With only about two weeks of classes left, the exchange students at Nanzan University have been busy studying, writing reports, and finishing up research projects. On top of all the written homework, students are busy working part-time jobs, volunteering at day-cares, conducting interviews, and of course making plans for the holidays or the return trip home. Classes are much busier for me as well. I would like to share a bit about the elective and lecture courses’ content, as well as study methods for Japanese language courses.
For our “New Intensive Japanese” language classes, we must prepare for vocabulary and kanji quizzes and reading, writing, grammar and conversation tests. Before conversation tests, the teachers invite Japanese students to speak with us. Learning new grammar points and vocabulary is faster when we put the words into the context of an actual conversation. Speaking with native speakers helps one pick up on the words’ connotation, too.
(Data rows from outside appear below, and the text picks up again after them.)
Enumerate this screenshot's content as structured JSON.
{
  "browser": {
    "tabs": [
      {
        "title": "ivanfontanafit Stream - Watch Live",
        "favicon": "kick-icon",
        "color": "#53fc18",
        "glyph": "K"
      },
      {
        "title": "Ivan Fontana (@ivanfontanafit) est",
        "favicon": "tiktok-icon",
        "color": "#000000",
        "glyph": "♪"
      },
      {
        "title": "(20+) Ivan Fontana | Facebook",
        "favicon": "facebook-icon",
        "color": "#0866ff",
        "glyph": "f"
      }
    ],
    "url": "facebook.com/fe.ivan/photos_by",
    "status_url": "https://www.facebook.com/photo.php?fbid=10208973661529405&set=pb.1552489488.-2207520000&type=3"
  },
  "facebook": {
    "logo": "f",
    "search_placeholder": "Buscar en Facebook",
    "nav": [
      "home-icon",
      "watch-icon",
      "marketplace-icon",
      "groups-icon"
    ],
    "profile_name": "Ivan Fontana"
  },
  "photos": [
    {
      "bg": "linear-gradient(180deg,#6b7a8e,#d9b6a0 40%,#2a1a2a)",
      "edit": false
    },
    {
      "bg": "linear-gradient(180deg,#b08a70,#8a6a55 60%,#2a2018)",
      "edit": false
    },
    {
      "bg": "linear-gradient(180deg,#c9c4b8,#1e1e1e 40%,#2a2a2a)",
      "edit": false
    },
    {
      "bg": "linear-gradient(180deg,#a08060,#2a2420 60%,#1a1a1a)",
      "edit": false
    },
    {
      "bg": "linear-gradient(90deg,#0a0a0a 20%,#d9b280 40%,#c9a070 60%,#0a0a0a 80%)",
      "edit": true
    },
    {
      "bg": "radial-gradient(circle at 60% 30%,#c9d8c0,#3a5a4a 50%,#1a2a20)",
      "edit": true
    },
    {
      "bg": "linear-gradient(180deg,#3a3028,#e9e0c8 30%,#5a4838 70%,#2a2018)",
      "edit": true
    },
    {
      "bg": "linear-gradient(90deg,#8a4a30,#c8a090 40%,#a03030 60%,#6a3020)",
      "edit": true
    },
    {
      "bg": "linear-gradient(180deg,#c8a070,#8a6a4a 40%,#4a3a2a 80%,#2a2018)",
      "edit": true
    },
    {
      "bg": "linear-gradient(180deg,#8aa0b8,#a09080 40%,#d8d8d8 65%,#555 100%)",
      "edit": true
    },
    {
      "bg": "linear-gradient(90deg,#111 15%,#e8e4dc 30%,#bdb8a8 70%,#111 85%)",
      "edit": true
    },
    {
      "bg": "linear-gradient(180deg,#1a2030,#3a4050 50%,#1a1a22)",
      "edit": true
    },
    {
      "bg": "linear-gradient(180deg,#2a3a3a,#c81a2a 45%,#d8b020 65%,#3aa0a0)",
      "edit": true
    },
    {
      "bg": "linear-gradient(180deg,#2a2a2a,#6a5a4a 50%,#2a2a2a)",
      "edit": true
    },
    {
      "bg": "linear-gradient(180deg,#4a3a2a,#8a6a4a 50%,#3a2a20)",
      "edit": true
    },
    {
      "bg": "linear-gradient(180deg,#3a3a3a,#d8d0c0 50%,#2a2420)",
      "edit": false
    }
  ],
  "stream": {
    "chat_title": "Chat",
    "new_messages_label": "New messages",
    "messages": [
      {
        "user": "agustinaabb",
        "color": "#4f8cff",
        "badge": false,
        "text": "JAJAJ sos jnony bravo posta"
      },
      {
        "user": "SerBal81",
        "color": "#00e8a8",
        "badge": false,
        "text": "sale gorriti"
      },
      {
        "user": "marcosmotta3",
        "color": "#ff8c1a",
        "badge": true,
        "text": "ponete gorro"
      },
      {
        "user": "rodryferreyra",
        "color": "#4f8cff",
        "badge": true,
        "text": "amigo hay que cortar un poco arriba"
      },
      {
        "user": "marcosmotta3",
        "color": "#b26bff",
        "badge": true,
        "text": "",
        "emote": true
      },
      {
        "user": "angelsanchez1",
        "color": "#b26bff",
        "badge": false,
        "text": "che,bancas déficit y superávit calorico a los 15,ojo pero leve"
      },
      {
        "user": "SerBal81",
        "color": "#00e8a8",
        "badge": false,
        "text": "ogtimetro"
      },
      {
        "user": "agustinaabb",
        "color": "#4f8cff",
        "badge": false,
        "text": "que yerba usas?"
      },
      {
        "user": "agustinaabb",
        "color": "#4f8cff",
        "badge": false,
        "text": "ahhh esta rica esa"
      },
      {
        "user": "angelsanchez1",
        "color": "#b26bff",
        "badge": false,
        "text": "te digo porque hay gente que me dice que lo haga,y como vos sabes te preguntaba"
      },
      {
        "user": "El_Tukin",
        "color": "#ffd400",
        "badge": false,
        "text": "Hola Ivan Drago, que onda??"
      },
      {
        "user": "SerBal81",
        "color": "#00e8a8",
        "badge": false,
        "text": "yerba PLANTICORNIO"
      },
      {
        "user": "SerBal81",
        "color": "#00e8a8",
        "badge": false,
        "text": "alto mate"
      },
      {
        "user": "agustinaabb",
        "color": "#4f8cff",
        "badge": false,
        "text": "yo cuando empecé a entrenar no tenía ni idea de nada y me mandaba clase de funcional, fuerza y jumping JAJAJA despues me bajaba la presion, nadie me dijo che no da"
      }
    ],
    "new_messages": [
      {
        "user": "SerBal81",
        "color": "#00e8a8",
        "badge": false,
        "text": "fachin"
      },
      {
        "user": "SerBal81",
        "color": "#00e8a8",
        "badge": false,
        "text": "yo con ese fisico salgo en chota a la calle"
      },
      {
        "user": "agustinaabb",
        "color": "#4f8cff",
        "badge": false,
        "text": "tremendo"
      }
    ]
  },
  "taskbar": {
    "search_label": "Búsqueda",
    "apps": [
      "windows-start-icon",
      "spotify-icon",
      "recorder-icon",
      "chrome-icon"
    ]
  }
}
As for the grammar and kanji, the best plan for studying would be together with friends. I try to study with Melissa or with friends as much as possible; information is much harder to retain long-term when I am studying by myself. Because there are cumulative kanji tests, retaining both the meaning and kakikata (way of writing) is necessary. To complete the reading and writing homework, remembering this information is unquestionably necessary!
The Japanese Culture and Language course has been rewarding. Class is taught in English, and we discuss topics such as gender identity, politeness in the language, katakana loanwords, honorifics and humbleness, to name a few. Lectures are casual, and students are often asked for their personal input on topics covered during class time. Japanese students are enrolled in this course, but most of the students are from various regions of America. There are students from Germany, Australia, Indonesia, Peru, and China,. Because we all came from different backgrounds, grew up in different cultures, and speak different native languages, sharing and relating perspectives is especially interesting. However, because students have so many stories and examples to share, class lectures may lose focus pretty quickly.
The slight disorganization of the course is the one downside for students. Sometimes we do not end up covering all the material planned for one day. To cope, read ahead and pursue further any appealing concepts; I like to ask Japanese friends their thoughts about the concepts from class. This way they may still learn something new, too. For our final projects, we much complete individual research papers, a group project presentation, and a short-answer test. Each group first chose one topic, then completed research to present in class. Presentation topics ranged from kaomoji to katakana in advertising to interactions with foreigners. Presentations were entertaining, and conducting the research itself offered students amusing opportunities to speak with natives outside of the school environment. I recommend this class to those of you joining the program in Nagoya! The students’ own motivations really do make or break the class, so enjoy listening to others and sharing personal viewpoints.
Fieldwork Research Methods is definitely my top recommendation for courses. The final project requires students to present their findings from their semester-long research journeys. Students each chose a topic back in September; several students decided to continue ongoing research they had completed at their home universities. From there, we have branched off into many different aspects of Japanese culture.
Several of us are focusing on relationships, others are studying behaviors of children in particular environments. Folktales, modified cars, and festivals are among some of the more light-hearted projects. Students have all found their own niche in choosing a topic and then conducting research. In class, we discuss methods of how to best go about setting up interviews or participating directly in a related event. Finding what works and what does not takes time, and setbacks are probable. The experience of stepping outside the classroom and speaking with local residents has been amazing, though. People have genuinely been interested in my research, and have gladly answered any of my questions. By telling a bit about myself, as well as my interest in my research topic, I have found that individuals feel more open to then speaking about their own personal experiences.
I have learned a great deal by enrolling in this course. This is another course taught in English, but because students must interact and speak with Japanese individuals, the language practice is built-in directly. If you have a question about Japanese society, take this course – not only will you find answers, but you will come away with a deeper understanding.
Back at Indiana University, I would no doubt be preparing final papers and gathering test reviews at the end of the semester. Wrapping up the semester will take a similar path here, but I still must make sure to not to miss out on any exploring. These next two weeks are packed with tests and project deadlines, but with the finish line in sight I put forth my best efforts! Finding balance between hanging out and studying is tough, especially for students with longer commutes or jobs. Make the most of time by scheduling plans in advance and setting aside specific times to write essays. Research projects are ongoing but offer built-in Japanese practice – no time or effort is wasted!
またね! Mata ne!
P.S. Yabai, by the way, is a very popular, somewhat slang term used to describe both good and bad things. The word is similar to sugoi, but the connotation has a more abrupt, surprised feeling.